FBI agents raided the Alexandria home of President Trump’s former campaign chairman late last month, using a search warrant to seize documents and other materials, according to people familiar with the special counsel investigation into Russian meddling in the 2016 election.
Federal agents appeared at Paul Manafort’s home without advance warning in the predawn hours of July 26, the day after he met voluntarily with the staff for the Senate Intelligence Committee.
The search warrant was wide-ranging and FBI agents working with special counsel Robert S. Mueller III departed the home with various records.
This could be a bit problematic, however:
The raid came as Manafort has been voluntarily producing documents to congressional committees investigating Russia’s interference in the 2016 presidential election. The search warrant indicates investigators may have argued to a federal judge they had reason to believe Manafort could not be trusted to turn over all records in response to a grand jury subpoena.

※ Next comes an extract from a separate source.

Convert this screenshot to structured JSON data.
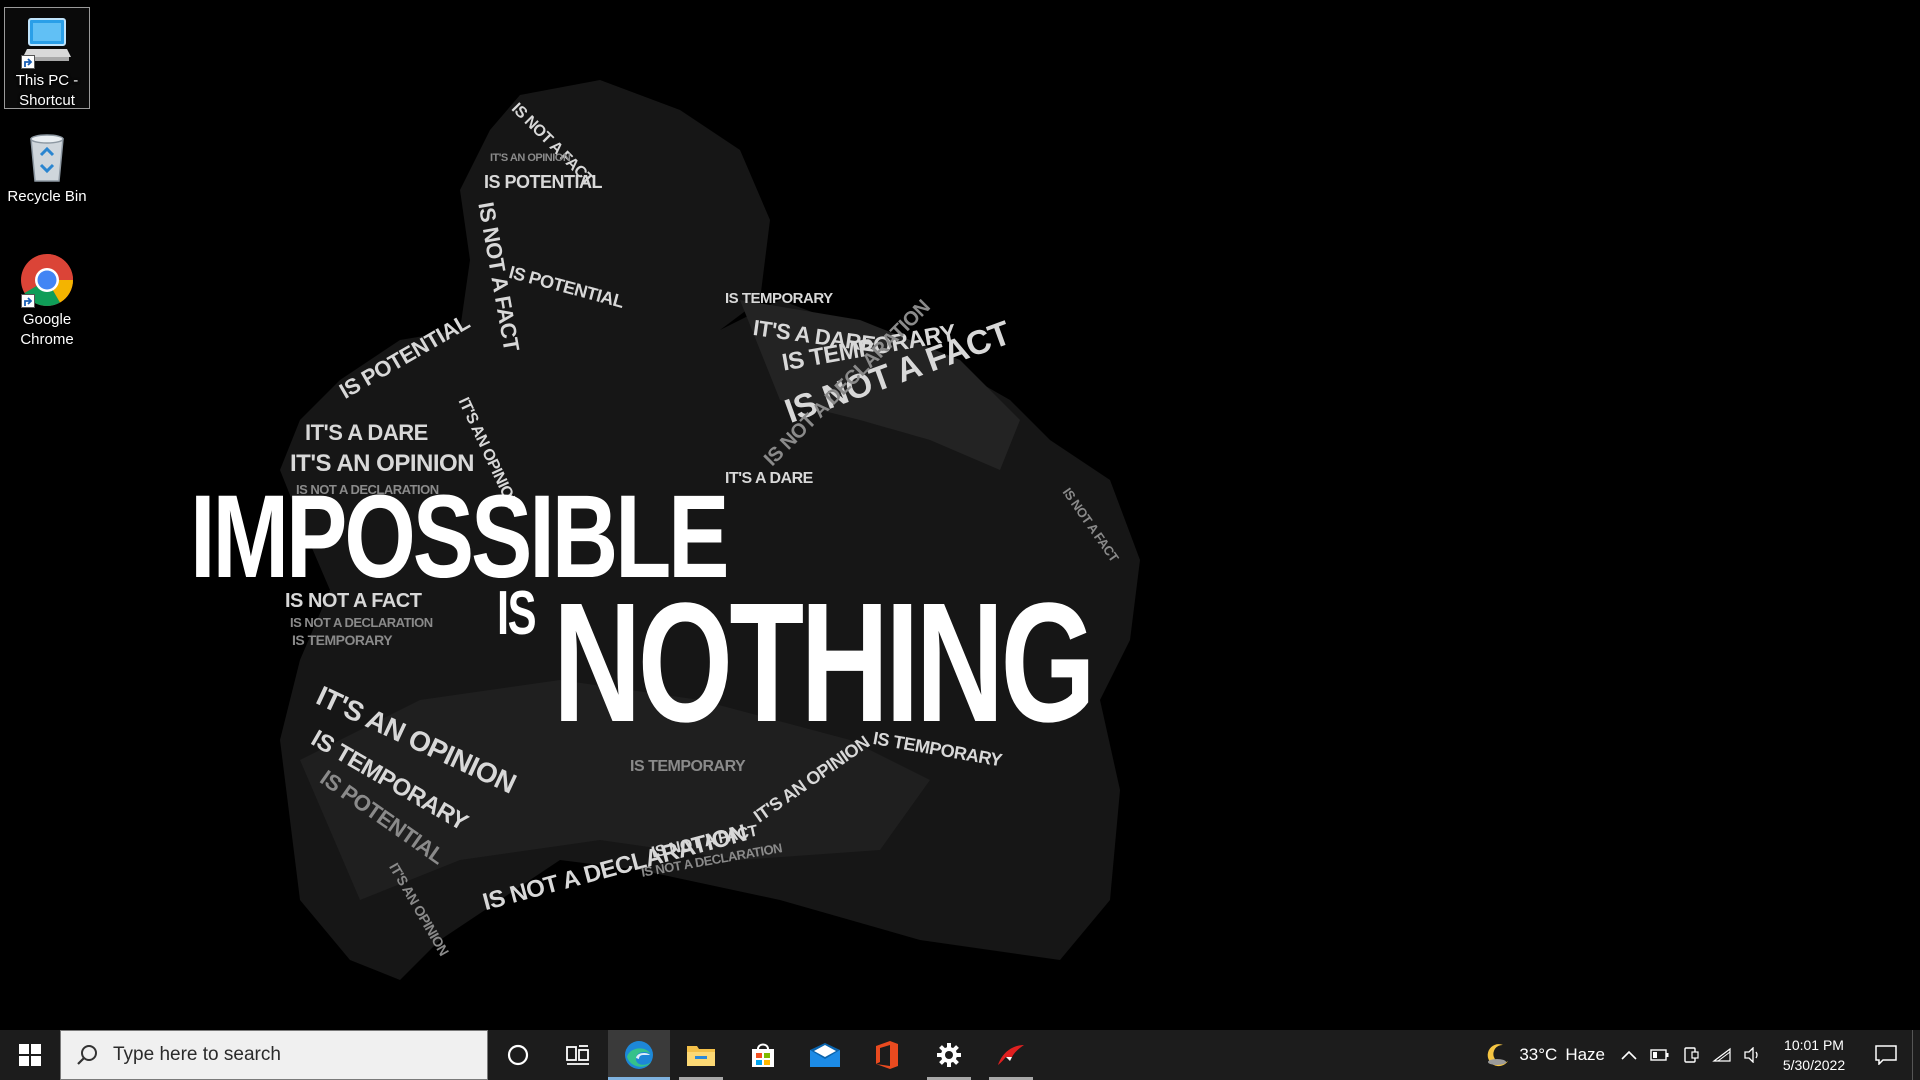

If that’s how they got the search warrant, they may be in trouble if they plan to use what they found. Assuming Manafort has fully cooperated as he claims, then he could challenge that warrant on the basis of misrepresentation and keep anything the FBI got from the search from use in court. It’s probably a long shot, but it’s certainly a possibility. It might also create some political headaches for Mueller. However, we do know from the original story that it didn’t stop Manafort from producing documents this week, and maybe motivated him to cooperate more fully.
One White House source told the Washington Post that they didn’t get anything new from the raid. “If the FBI wanted the documents, they could just ask [Manafort] and he would have turned them over.” Now they won’t have to guess at it, but that raises another question: did they try asking for them? The Senate Judiciary Committee did, and got them. Hmmmm.
Update: This also makes the question of cooperation between Judiciary and Mueller even more interesting. At least on the surface, it appears that they’re overlapping each other, which complicates matters in a criminal investigation. Did Judiciary know about the raid ahead of time? Probably not, but they’re also probably fortunate that Manafort is still cooperating with them after it. You’d expect the target of a raid to lawyer up.
On the other hand, it’s also true that conducting a raid on Manafort strongly suggests that Mueller has taken a serious interest in his activities. Whether that’s connected to the campaign, or to his earlier work as a then-undeclared foreign agent prior to the campaign, will come out later, presumably.